## Sample vs Population Variance

Sample variance takes the Sum of (x – sample mean) / n (sample size) -1

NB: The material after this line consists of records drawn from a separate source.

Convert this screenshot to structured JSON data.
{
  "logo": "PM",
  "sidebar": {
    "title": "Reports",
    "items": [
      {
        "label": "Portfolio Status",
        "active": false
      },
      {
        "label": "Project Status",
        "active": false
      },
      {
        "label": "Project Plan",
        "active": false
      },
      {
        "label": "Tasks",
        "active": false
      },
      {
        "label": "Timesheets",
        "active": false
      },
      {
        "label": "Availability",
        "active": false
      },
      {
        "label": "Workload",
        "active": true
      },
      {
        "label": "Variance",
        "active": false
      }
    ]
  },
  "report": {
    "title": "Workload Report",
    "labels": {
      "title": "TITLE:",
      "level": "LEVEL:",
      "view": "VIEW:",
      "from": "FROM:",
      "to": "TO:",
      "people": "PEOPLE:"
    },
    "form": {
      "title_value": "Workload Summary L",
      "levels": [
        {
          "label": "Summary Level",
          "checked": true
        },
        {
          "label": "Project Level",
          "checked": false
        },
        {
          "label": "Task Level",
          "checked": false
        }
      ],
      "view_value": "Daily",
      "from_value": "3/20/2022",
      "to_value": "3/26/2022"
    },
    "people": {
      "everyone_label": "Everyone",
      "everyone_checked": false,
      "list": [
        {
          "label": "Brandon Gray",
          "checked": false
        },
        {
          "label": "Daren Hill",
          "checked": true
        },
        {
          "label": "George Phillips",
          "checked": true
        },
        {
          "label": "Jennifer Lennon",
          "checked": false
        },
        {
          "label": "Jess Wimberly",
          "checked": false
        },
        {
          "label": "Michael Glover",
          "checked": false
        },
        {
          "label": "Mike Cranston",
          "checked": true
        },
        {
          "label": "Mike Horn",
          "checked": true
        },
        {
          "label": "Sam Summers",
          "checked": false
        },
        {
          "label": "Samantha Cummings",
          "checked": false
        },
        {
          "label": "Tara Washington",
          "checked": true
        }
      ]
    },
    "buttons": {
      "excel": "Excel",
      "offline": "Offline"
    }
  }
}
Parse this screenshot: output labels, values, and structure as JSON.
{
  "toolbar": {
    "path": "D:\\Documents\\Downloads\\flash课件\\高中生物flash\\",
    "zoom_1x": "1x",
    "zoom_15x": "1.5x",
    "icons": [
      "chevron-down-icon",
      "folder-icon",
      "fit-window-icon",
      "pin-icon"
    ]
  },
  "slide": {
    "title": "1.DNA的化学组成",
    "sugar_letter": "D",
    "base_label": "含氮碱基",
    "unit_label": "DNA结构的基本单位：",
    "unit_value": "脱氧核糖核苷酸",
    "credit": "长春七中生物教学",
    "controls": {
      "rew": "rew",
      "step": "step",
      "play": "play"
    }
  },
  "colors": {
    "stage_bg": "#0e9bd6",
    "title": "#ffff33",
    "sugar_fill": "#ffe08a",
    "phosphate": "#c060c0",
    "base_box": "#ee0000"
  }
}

Population variance is the measure of the sum of (x – population mean) / N (population size)